Component data from apps and pages:
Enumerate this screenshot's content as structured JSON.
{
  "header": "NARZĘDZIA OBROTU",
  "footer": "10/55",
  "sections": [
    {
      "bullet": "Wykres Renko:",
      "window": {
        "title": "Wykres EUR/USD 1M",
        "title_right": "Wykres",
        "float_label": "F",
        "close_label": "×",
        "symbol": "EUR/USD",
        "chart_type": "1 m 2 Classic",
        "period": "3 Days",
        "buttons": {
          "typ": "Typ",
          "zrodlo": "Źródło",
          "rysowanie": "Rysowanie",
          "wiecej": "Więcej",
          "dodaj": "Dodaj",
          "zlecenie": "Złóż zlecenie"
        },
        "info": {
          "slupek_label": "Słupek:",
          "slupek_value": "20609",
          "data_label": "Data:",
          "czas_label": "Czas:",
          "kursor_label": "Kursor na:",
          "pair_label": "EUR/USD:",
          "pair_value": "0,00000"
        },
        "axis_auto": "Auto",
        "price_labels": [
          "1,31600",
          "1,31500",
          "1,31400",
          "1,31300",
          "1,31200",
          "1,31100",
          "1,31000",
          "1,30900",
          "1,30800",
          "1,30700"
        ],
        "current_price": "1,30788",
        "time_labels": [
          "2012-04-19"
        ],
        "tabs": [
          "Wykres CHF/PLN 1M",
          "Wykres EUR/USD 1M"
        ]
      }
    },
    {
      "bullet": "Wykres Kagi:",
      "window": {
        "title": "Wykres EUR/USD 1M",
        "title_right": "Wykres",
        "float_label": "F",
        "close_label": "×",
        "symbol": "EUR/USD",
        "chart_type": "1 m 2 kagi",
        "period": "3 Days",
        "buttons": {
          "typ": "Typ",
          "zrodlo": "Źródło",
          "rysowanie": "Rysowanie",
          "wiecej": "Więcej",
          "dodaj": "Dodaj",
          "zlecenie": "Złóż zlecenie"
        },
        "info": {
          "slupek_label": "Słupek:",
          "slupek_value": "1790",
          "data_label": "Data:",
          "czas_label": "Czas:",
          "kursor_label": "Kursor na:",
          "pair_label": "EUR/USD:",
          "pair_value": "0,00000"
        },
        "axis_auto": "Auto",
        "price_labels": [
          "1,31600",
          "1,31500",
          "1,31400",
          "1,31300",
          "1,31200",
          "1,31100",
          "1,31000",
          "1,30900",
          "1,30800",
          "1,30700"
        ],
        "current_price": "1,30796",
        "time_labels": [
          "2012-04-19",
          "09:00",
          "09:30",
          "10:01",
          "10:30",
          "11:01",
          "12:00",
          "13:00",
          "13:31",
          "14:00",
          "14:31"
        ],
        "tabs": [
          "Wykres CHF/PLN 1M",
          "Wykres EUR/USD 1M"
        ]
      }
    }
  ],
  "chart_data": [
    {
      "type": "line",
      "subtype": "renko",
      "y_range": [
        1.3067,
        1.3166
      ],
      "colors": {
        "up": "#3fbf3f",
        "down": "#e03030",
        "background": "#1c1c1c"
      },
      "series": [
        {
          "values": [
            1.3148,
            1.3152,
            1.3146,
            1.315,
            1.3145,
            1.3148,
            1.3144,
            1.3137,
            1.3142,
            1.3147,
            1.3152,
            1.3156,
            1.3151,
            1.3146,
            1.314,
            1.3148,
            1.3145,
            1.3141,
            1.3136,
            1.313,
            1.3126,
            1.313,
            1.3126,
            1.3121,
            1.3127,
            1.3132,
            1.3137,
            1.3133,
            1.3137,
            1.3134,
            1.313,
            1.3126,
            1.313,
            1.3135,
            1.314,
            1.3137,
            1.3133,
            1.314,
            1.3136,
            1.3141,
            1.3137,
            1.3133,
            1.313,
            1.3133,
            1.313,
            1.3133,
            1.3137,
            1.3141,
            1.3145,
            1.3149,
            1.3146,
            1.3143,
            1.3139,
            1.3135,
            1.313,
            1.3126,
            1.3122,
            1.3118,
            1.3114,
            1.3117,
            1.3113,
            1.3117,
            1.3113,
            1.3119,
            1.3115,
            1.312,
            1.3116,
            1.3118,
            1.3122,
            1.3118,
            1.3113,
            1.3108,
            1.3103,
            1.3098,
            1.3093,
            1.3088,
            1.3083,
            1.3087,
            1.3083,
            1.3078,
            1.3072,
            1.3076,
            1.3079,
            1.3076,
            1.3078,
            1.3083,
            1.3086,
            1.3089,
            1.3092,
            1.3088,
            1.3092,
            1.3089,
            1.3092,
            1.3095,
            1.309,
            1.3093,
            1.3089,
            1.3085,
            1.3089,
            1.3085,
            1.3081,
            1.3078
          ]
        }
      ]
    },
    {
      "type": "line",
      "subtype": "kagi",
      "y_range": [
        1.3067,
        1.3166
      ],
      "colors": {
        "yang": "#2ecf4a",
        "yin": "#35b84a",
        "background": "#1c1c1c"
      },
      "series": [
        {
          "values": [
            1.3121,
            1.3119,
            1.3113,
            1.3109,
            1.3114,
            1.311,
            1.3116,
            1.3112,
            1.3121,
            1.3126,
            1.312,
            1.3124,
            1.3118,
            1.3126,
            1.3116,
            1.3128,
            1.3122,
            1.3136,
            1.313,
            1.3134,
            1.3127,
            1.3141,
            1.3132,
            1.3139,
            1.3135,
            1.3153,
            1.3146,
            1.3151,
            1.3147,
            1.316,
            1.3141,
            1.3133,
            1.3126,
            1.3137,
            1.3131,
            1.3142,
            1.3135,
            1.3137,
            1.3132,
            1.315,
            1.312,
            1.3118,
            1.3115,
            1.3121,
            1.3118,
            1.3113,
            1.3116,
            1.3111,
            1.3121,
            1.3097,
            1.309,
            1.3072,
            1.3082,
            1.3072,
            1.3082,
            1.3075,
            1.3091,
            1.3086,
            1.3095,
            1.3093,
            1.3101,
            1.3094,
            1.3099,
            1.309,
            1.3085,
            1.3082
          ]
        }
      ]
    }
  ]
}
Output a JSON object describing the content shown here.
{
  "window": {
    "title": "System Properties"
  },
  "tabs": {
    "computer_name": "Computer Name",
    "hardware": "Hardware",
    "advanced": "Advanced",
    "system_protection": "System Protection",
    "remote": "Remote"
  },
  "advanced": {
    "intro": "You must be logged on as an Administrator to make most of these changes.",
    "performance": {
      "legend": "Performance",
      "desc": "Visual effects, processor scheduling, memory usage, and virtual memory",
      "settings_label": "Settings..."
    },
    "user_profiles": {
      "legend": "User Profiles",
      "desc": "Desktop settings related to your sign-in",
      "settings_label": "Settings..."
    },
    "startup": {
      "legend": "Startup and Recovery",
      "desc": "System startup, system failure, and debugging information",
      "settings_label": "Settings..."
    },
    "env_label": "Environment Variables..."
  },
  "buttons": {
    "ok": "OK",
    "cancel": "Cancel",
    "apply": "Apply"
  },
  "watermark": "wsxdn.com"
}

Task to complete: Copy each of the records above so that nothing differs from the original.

Response area:
Enumerate this screenshot's content as structured JSON.
{
  "header": "NARZĘDZIA OBROTU",
  "footer": "10/55",
  "sections": [
    {
      "bullet": "Wykres Renko:",
      "window": {
        "title": "Wykres EUR/USD 1M",
        "title_right": "Wykres",
        "float_label": "F",
        "close_label": "×",
        "symbol": "EUR/USD",
        "chart_type": "1 m 2 Classic",
        "period": "3 Days",
        "buttons": {
          "typ": "Typ",
          "zrodlo": "Źródło",
          "rysowanie": "Rysowanie",
          "wiecej": "Więcej",
          "dodaj": "Dodaj",
          "zlecenie": "Złóż zlecenie"
        },
        "info": {
          "slupek_label": "Słupek:",
          "slupek_value": "20609",
          "data_label": "Data:",
          "czas_label": "Czas:",
          "kursor_label": "Kursor na:",
          "pair_label": "EUR/USD:",
          "pair_value": "0,00000"
        },
        "axis_auto": "Auto",
        "price_labels": [
          "1,31600",
          "1,31500",
          "1,31400",
          "1,31300",
          "1,31200",
          "1,31100",
          "1,31000",
          "1,30900",
          "1,30800",
          "1,30700"
        ],
        "current_price": "1,30788",
        "time_labels": [
          "2012-04-19"
        ],
        "tabs": [
          "Wykres CHF/PLN 1M",
          "Wykres EUR/USD 1M"
        ]
      }
    },
    {
      "bullet": "Wykres Kagi:",
      "window": {
        "title": "Wykres EUR/USD 1M",
        "title_right": "Wykres",
        "float_label": "F",
        "close_label": "×",
        "symbol": "EUR/USD",
        "chart_type": "1 m 2 kagi",
        "period": "3 Days",
        "buttons": {
          "typ": "Typ",
          "zrodlo": "Źródło",
          "rysowanie": "Rysowanie",
          "wiecej": "Więcej",
          "dodaj": "Dodaj",
          "zlecenie": "Złóż zlecenie"
        },
        "info": {
          "slupek_label": "Słupek:",
          "slupek_value": "1790",
          "data_label": "Data:",
          "czas_label": "Czas:",
          "kursor_label": "Kursor na:",
          "pair_label": "EUR/USD:",
          "pair_value": "0,00000"
        },
        "axis_auto": "Auto",
        "price_labels": [
          "1,31600",
          "1,31500",
          "1,31400",
          "1,31300",
          "1,31200",
          "1,31100",
          "1,31000",
          "1,30900",
          "1,30800",
          "1,30700"
        ],
        "current_price": "1,30796",
        "time_labels": [
          "2012-04-19",
          "09:00",
          "09:30",
          "10:01",
          "10:30",
          "11:01",
          "12:00",
          "13:00",
          "13:31",
          "14:00",
          "14:31"
        ],
        "tabs": [
          "Wykres CHF/PLN 1M",
          "Wykres EUR/USD 1M"
        ]
      }
    }
  ],
  "chart_data": [
    {
      "type": "line",
      "subtype": "renko",
      "y_range": [
        1.3067,
        1.3166
      ],
      "colors": {
        "up": "#3fbf3f",
        "down": "#e03030",
        "background": "#1c1c1c"
      },
      "series": [
        {
          "values": [
            1.3148,
            1.3152,
            1.3146,
            1.315,
            1.3145,
            1.3148,
            1.3144,
            1.3137,
            1.3142,
            1.3147,
            1.3152,
            1.3156,
            1.3151,
            1.3146,
            1.314,
            1.3148,
            1.3145,
            1.3141,
            1.3136,
            1.313,
            1.3126,
            1.313,
            1.3126,
            1.3121,
            1.3127,
            1.3132,
            1.3137,
            1.3133,
            1.3137,
            1.3134,
            1.313,
            1.3126,
            1.313,
            1.3135,
            1.314,
            1.3137,
            1.3133,
            1.314,
            1.3136,
            1.3141,
            1.3137,
            1.3133,
            1.313,
            1.3133,
            1.313,
            1.3133,
            1.3137,
            1.3141,
            1.3145,
            1.3149,
            1.3146,
            1.3143,
            1.3139,
            1.3135,
            1.313,
            1.3126,
            1.3122,
            1.3118,
            1.3114,
            1.3117,
            1.3113,
            1.3117,
            1.3113,
            1.3119,
            1.3115,
            1.312,
            1.3116,
            1.3118,
            1.3122,
            1.3118,
            1.3113,
            1.3108,
            1.3103,
            1.3098,
            1.3093,
            1.3088,
            1.3083,
            1.3087,
            1.3083,
            1.3078,
            1.3072,
            1.3076,
            1.3079,
            1.3076,
            1.3078,
            1.3083,
            1.3086,
            1.3089,
            1.3092,
            1.3088,
            1.3092,
            1.3089,
            1.3092,
            1.3095,
            1.309,
            1.3093,
            1.3089,
            1.3085,
            1.3089,
            1.3085,
            1.3081,
            1.3078
          ]
        }
      ]
    },
    {
      "type": "line",
      "subtype": "kagi",
      "y_range": [
        1.3067,
        1.3166
      ],
      "colors": {
        "yang": "#2ecf4a",
        "yin": "#35b84a",
        "background": "#1c1c1c"
      },
      "series": [
        {
          "values": [
            1.3121,
            1.3119,
            1.3113,
            1.3109,
            1.3114,
            1.311,
            1.3116,
            1.3112,
            1.3121,
            1.3126,
            1.312,
            1.3124,
            1.3118,
            1.3126,
            1.3116,
            1.3128,
            1.3122,
            1.3136,
            1.313,
            1.3134,
            1.3127,
            1.3141,
            1.3132,
            1.3139,
            1.3135,
            1.3153,
            1.3146,
            1.3151,
            1.3147,
            1.316,
            1.3141,
            1.3133,
            1.3126,
            1.3137,
            1.3131,
            1.3142,
            1.3135,
            1.3137,
            1.3132,
            1.315,
            1.312,
            1.3118,
            1.3115,
            1.3121,
            1.3118,
            1.3113,
            1.3116,
            1.3111,
            1.3121,
            1.3097,
            1.309,
            1.3072,
            1.3082,
            1.3072,
            1.3082,
            1.3075,
            1.3091,
            1.3086,
            1.3095,
            1.3093,
            1.3101,
            1.3094,
            1.3099,
            1.309,
            1.3085,
            1.3082
          ]
        }
      ]
    }
  ]
}
Output a JSON object describing the content shown here.
{
  "window": {
    "title": "System Properties"
  },
  "tabs": {
    "computer_name": "Computer Name",
    "hardware": "Hardware",
    "advanced": "Advanced",
    "system_protection": "System Protection",
    "remote": "Remote"
  },
  "advanced": {
    "intro": "You must be logged on as an Administrator to make most of these changes.",
    "performance": {
      "legend": "Performance",
      "desc": "Visual effects, processor scheduling, memory usage, and virtual memory",
      "settings_label": "Settings..."
    },
    "user_profiles": {
      "legend": "User Profiles",
      "desc": "Desktop settings related to your sign-in",
      "settings_label": "Settings..."
    },
    "startup": {
      "legend": "Startup and Recovery",
      "desc": "System startup, system failure, and debugging information",
      "settings_label": "Settings..."
    },
    "env_label": "Environment Variables..."
  },
  "buttons": {
    "ok": "OK",
    "cancel": "Cancel",
    "apply": "Apply"
  },
  "watermark": "wsxdn.com"
}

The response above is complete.